In my mind, this novel can be broken down into two parts, and both of them are satisfying, but for different reasons. Part One is about Jimmy Veeder, a good guy drifter with a sense of humor, who returns to the Imperial Valley in California to visit his dying father, Big Jack Veeder. The highlights of this section are Shaw’s descriptions of Imperial Valley and Mexico, which is right on the border nearby. Here is one of my favorite sections from the beginning of chapter six:
All the fun stuff is in Mexico. . . Hell, you can buy Cuban cigars. You can go to a bullfight, a dog fight, or a cock fight if that’s your pleasure. What is fun and illegal in the U.S., Mexico gladly offers in a semi-legal, slightly dangerous way. If the law looks the other way, then is it really illegal?
In this passage, Shaw comically sums up the moral and legal ambiguity of Mexico and what role America and Americans play in that ambiguity; pretty much throughout Part One, he manages to skillfully provide commentary on the complex relationship between the two countries, but without being preachy, long-winded, and, most importantly, without sacrificing the narrative thread. Another aspect of Part One I enjoyed was the relationships between Jimmy (the son) and Jack (the father). Even in a crime novel, death bed scenes, especially death bed scenes between parent and child, could very easily come across as trite or just plain boring to read. But these aren’t. Big Jack, a veteran and a farmer, is kind of the strong-silent type, but he has a wonderful sense of humor, especially about death. Here’s Big Jack on death, from chapter three:
Dying is a bitch when you don’t believe in God. But I ain’t going to start now just because I’m scared. I’m afraid, and the only way I know how to kill fear is distraction. I want to die happy. I want to die laughing. . .Let’s not let this get dark and sad and morose. Leave the crying to the women.
Throughout Part One, there are funny exchanges like this between Jimmy and Jack, the best of which happens when Jack asks his son to find him a prostitute, which, in a way, serves as the transition from Part One to Part Two.
Part Two of the novel is the crime element of this particular crime novel, and this is when the narrative really picks up speed.
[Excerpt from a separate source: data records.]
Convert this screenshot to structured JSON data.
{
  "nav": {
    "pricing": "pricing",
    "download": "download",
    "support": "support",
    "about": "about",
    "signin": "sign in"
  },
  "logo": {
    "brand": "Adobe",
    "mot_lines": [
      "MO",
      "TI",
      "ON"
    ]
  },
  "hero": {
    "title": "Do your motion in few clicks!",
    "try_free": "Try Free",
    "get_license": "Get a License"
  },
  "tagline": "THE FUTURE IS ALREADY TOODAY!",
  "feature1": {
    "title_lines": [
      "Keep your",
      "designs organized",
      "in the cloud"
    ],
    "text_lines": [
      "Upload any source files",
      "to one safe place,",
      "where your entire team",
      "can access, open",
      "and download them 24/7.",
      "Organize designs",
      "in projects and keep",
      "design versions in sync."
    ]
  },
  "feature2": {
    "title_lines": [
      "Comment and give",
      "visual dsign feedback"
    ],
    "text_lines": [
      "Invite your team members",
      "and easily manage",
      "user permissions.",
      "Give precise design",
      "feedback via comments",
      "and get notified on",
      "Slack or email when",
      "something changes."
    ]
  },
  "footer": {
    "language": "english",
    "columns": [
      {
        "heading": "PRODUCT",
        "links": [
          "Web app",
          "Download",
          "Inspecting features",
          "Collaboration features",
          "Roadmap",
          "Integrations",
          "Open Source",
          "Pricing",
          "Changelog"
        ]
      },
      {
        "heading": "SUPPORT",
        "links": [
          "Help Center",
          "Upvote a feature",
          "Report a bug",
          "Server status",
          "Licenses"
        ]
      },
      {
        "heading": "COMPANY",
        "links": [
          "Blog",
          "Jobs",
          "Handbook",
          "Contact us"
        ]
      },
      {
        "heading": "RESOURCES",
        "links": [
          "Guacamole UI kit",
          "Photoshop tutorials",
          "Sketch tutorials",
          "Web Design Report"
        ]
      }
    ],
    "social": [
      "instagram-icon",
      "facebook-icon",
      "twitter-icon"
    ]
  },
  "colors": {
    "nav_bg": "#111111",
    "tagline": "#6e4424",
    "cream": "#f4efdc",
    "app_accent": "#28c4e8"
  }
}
Jimmy and his friend Bobby head into Mexico to locate Yolanda, a prostitute that Big Jack has a mysterious relationship with. I never like to talk specifics about plot, but I can say this journey into Mexico brings death, kidnapping, and gangsters into the mix, which is always fun. I especially enjoy the character Tomas Morales, a stone-cold businessman who Jimmy used to look after when Tomas was a little kid. Morales is into all manner of illegal activity, but he assists Jimmy in finding Yolanda. In this section of the novel, the reader really gets to know Jimmy, and the misadventures he gets into with Bobby are great fun. As is their dialogue. Here’s Bobby’s response when Jimmy asks him to go to Mexico and help Jimmy locate a hooker for Big Jack:
Your dad is fucking awesome. I am so in on this. Beats the shit out of bringing flowers. Jack wants a piece, let’s tear him off some chonch.
That made me laugh. I also enjoyed the relationship Jimmy has with Angie, his ex-girlfriend who works at Big Jack’s hospice center. Tough as nails and every bit as funny as Bobby, Angie keeps Jimmy, a slacker by nature, focused and centered, and it is always fun to read.
Bottom line, this is an excellent book with a funny yet flawed main character and a fascinating setting. The Mexico/US border is always fertile ground for great stories, and Johnny Shaw has certainly added a great new one. I’ve already downloaded PLASTER CITY, which is another book in the Jimmy Veeder series. I give DOVE SEASON my highest recommendation.